After nearly three years, pandemic fatigue is understandable.

This editorial is the opinion of Morgan Hill Life

As winter illnesses surge, Morgan Hill residents should take precautions to stay safe from dangerous diseases — including a new variant of COVID-19.

Santa Clara County is seeing concerning spikes in COVID-19, influenza, and other respiratory illnesses this winter. While case counts stay low, COVID concentrations in wastewater have reached January 2022’s Omicron levels, and hospitalizations continue rising steadily.

This mirrors trends statewide. Positive test rates for COVID-19 and flu have jumped recently. California just reported its highest weekly COVID hospital admissions since last winter. Though less severe than 2021’s viral “tripledemic,” the worst may be yet to come by mid-January when models predict two million daily U.S. cases.

JN.1 is the latest COVID variant circulating in the U.S., making up more than 60 percent of cases nationally and in California.

While spreading rapidly, it has not shown increased severity compared to other recent variants. Cases and test positivity have been rising slowly in California since November. On average, 129 people are dying every week as of mid-January.

JN.1 is similar to the BA.2.86 (Pirola) variant and was first detected in September 2022. It either spreads more easily or evades immune systems better. There is no evidence of new symptoms associated with JN.1 infections so far.

Vaccines are still expected to provide protection against severe disease and death with JN.1. Continued use of masks, improved ventilation, testing, and social distancing when appropriate can help reduce spread.

While not cause for alarm yet, the rise of JN.1 amid holiday gatherings underscores that COVID-19 continues evolving and circulating. Staying up-to-date on the latest public health recommendations remains key to managing risk.

Crucially, immunity is waning for many Californians. Statewide, the virus continues infecting previously untouched individuals, debunking hopes of quick “common cold” status. Lingering risks of long COVID and other complications persist even for the vaccinated.

This proves we cannot declare premature victory over COVID-19. Continued vigilance and avoiding unnecessary risks remains essential, especially for those most vulnerable.

A critical tool remains vaccination. While Santa Clara County enjoyed relatively high initial vaccination rates several years ago when the pandemic was at its height, only 20 percent of residents are now up-to-date on the latest COVID boosters.

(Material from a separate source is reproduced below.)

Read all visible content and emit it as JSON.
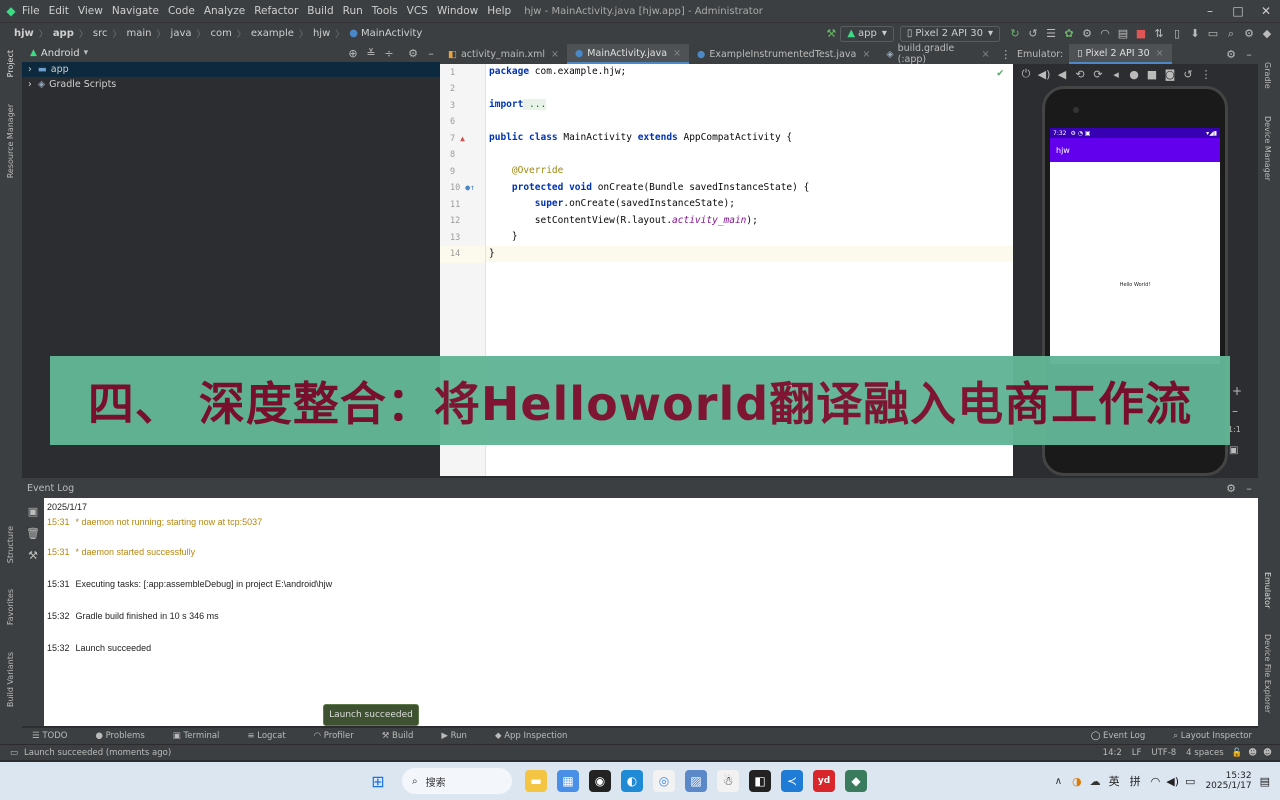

Rates are even lower among Latino and African-American communities. These disparities are unacceptable and must be addressed.

Public health officials should redouble efforts to bring vaccines and information to underserved neighborhoods. They should also launch new education campaigns to stress the importance of staying up-to-date on shots as immunity wanes.

Public officials must continue expanding vaccine access and running new promotion campaigns. Residents should receive the latest bivalent boosters per CDC guidance. We all have a civic duty to curb transmission however possible as this viral storm continues through the holidays.

Other simple precautions like masking in crowds, stores and other public places and staying home when sick can also curb transmission substantially. After nearly three years, pandemic fatigue is understandable. But this is no time to let our guard down completely, especially with hospitalizations rising and the holidays fueling gatherings.

Staying vigilant with common-sense measures remains our best insurance until COVID finally transitions to an endemic seasonal virus. We can combat the threat if we can accelerate research into nasal/mucosal vaccines and variant-proof shots.

But we can’t pin all our faith on a miracle cure.  Continuing common sense precautions bought us time before, and can still play a role especially if we see growth in concerning new variants.

Until next-generation nasal vaccines can prevent infections and transmission entirely, COVID-19 will likely keep returning each winter. But with responsible action together, we can continue smoothing its translation into an endemic seasonal virus. There is hope on the horizon if we sustain practical precautions and tools already available.

We can’t declare the pandemic over, but we also shouldn’t panic. Staying balanced, vigilant and proactive while trusting science will remain the best collective strategy.